The FUTURE: Working Precedents
This post is part of the series called “The Future,” an in-house research and design project, which explores the impact of forces like technology and socioeconomics on shifting urban environments in the 21st century. To read more on the background of this work, click here.
Introduction: In our research, we’ve come across some pretty interesting case studies pushing the boundaries of the way artists, designers, and makers conceptualize, craft, and manufacture products.
Case study #1 – Minima Moralia by Jonas Prismontas and Tomaso Boano
Designed as a social experiment for London’s unoccupied and misused open spaces, Jonas Prismontas and Tomaso Boano designed urban “pod-like” prototypes as private spaces for designers, sculptors, painters, musicians, and creatives of all types to inhabit. These pods are designed as a programmatic vision for London’s backyards, public plazas, underutilized parks and interstitial spaces.
Case study #2 – A/D/O by nArchitects
Through the backing of the car brand MINI, nArchitects conceived their vision to convert an industrial Greenpoint warehouse into a creative workspace, restaurant, and design store selling selected products for architects and designers. This multi-use space has a central event/exhibition space, a 24-seat studio, and a workshop for the designers to fabricate prototypes and prepare them for the mass market.
While co-working and maker spaces are not new to the market, they nonetheless are changing the landscape of the workforce. We, the Work Team, have also been studying the new archetypal spaces that are co-manufacturing spaces. Spaces such as Brick City Makes in St Louis, Missouri, provide production support to small/mid-size manufacturers. The proposed facility, creates up to 37 rentable units while offering services such as business development support and collaborative environments. In Maine, TechPlace, with over 25 tenants, offers shared manufacturing facilities and common spaces, while giving their tenants separate office spaces.
The work team has decided to focus on the city of Kingston, NY, as we look to create two prototypes of the future of the workplace. Kingston is a standard model city for the disenfranchised, blue collar worker. We have decided to land on two buildings in Kingston: (1) a big box, underutilized printing facility located on the outskirts of town, and (2) a multi-use, lite manufacturing/distribution center in the heart of Kingston’s main street that also offers a retail component.

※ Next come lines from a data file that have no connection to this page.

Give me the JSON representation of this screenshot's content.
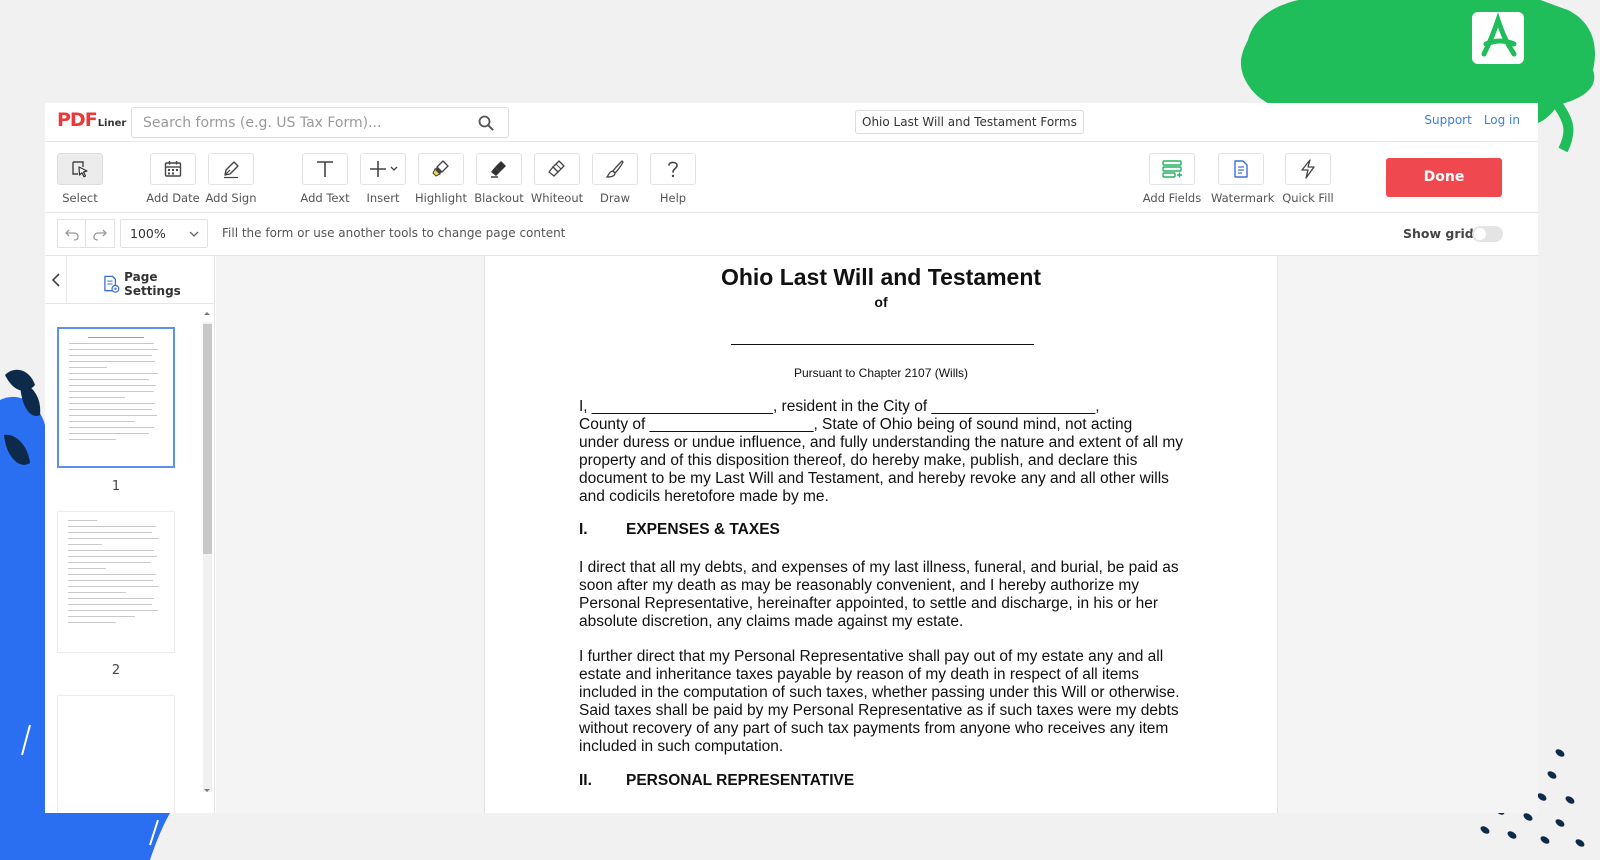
{
  "app": {
    "logo_main": "PDF",
    "logo_sub": "Liner",
    "search_placeholder": "Search forms (e.g. US Tax Form)...",
    "document_title": "Ohio Last Will and Testament Forms",
    "links": {
      "support": "Support",
      "login": "Log in"
    }
  },
  "toolbar": {
    "tools": [
      {
        "label": "Select"
      },
      {
        "label": "Add Date"
      },
      {
        "label": "Add Sign"
      },
      {
        "label": "Add Text"
      },
      {
        "label": "Insert"
      },
      {
        "label": "Highlight"
      },
      {
        "label": "Blackout"
      },
      {
        "label": "Whiteout"
      },
      {
        "label": "Draw"
      },
      {
        "label": "Help"
      },
      {
        "label": "Add Fields"
      },
      {
        "label": "Watermark"
      },
      {
        "label": "Quick Fill"
      }
    ],
    "done_label": "Done"
  },
  "subbar": {
    "zoom": "100%",
    "hint": "Fill the form or use another tools to change page content",
    "show_grid_label": "Show grid",
    "show_grid": false
  },
  "sidebar": {
    "page_settings_label": "Page Settings",
    "pages": [
      "1",
      "2"
    ]
  },
  "document": {
    "title": "Ohio Last Will and Testament",
    "of": "of",
    "pursuant": "Pursuant to Chapter 2107 (Wills)",
    "intro": "I, _____________________, resident in the City of ___________________,\nCounty of ___________________, State of Ohio being of sound mind, not acting\nunder duress or undue influence, and fully understanding the nature and extent of all my\nproperty and of this disposition thereof, do hereby make, publish, and declare this\ndocument to be my Last Will and Testament, and hereby revoke any and all other wills\nand codicils heretofore made by me.",
    "section1_num": "I.",
    "section1_title": "EXPENSES & TAXES",
    "para1": "I direct that all my debts, and expenses of my last illness, funeral, and burial, be paid as\nsoon after my death as may be reasonably convenient, and I hereby authorize my\nPersonal Representative, hereinafter appointed, to settle and discharge, in his or her\nabsolute discretion, any claims made against my estate.",
    "para2": "I further direct that my Personal Representative shall pay out of my estate any and all\nestate and inheritance taxes payable by reason of my death in respect of all items\nincluded in the computation of such taxes, whether passing under this Will or otherwise.\nSaid taxes shall be paid by my Personal Representative as if such taxes were my debts\nwithout recovery of any part of such tax payments from anyone who receives any item\nincluded in such computation.",
    "section2_num": "II.",
    "section2_title": "PERSONAL REPRESENTATIVE"
  },
  "colors": {
    "accent_done": "#f0484f",
    "link": "#3d7fd9",
    "brand_green": "#1fbe5a",
    "brand_blue": "#2a6ef2",
    "dark_navy": "#0e2a4a"
  }
}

SITE 1: The Daily Freeman, 79 Hurley Ave
SITE 2: 11 N Front Street